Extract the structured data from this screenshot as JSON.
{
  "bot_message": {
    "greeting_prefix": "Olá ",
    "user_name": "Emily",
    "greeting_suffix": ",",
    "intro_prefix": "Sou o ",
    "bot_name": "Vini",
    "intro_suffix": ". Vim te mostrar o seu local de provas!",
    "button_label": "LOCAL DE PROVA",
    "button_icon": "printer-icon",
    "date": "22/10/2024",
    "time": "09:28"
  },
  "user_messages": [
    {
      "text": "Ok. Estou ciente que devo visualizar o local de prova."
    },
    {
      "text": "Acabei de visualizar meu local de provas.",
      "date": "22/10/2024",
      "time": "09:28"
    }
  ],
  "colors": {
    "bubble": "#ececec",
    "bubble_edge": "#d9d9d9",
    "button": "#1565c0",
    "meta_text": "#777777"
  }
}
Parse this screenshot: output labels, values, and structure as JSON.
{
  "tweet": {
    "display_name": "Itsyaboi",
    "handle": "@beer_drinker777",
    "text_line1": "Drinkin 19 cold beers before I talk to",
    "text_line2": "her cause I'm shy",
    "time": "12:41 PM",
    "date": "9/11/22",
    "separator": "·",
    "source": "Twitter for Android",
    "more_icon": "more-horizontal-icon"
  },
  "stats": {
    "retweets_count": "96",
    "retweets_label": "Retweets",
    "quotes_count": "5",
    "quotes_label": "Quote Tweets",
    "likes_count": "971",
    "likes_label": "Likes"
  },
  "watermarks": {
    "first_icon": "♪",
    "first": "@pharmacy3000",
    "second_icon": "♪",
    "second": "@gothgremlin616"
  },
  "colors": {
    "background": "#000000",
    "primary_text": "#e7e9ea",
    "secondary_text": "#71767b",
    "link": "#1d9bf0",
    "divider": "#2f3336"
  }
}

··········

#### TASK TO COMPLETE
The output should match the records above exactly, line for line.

#### WRITTEN SOLUTION
Extract the structured data from this screenshot as JSON.
{
  "bot_message": {
    "greeting_prefix": "Olá ",
    "user_name": "Emily",
    "greeting_suffix": ",",
    "intro_prefix": "Sou o ",
    "bot_name": "Vini",
    "intro_suffix": ". Vim te mostrar o seu local de provas!",
    "button_label": "LOCAL DE PROVA",
    "button_icon": "printer-icon",
    "date": "22/10/2024",
    "time": "09:28"
  },
  "user_messages": [
    {
      "text": "Ok. Estou ciente que devo visualizar o local de prova."
    },
    {
      "text": "Acabei de visualizar meu local de provas.",
      "date": "22/10/2024",
      "time": "09:28"
    }
  ],
  "colors": {
    "bubble": "#ececec",
    "bubble_edge": "#d9d9d9",
    "button": "#1565c0",
    "meta_text": "#777777"
  }
}
Parse this screenshot: output labels, values, and structure as JSON.
{
  "tweet": {
    "display_name": "Itsyaboi",
    "handle": "@beer_drinker777",
    "text_line1": "Drinkin 19 cold beers before I talk to",
    "text_line2": "her cause I'm shy",
    "time": "12:41 PM",
    "date": "9/11/22",
    "separator": "·",
    "source": "Twitter for Android",
    "more_icon": "more-horizontal-icon"
  },
  "stats": {
    "retweets_count": "96",
    "retweets_label": "Retweets",
    "quotes_count": "5",
    "quotes_label": "Quote Tweets",
    "likes_count": "971",
    "likes_label": "Likes"
  },
  "watermarks": {
    "first_icon": "♪",
    "first": "@pharmacy3000",
    "second_icon": "♪",
    "second": "@gothgremlin616"
  },
  "colors": {
    "background": "#000000",
    "primary_text": "#e7e9ea",
    "secondary_text": "#71767b",
    "link": "#1d9bf0",
    "divider": "#2f3336"
  }
}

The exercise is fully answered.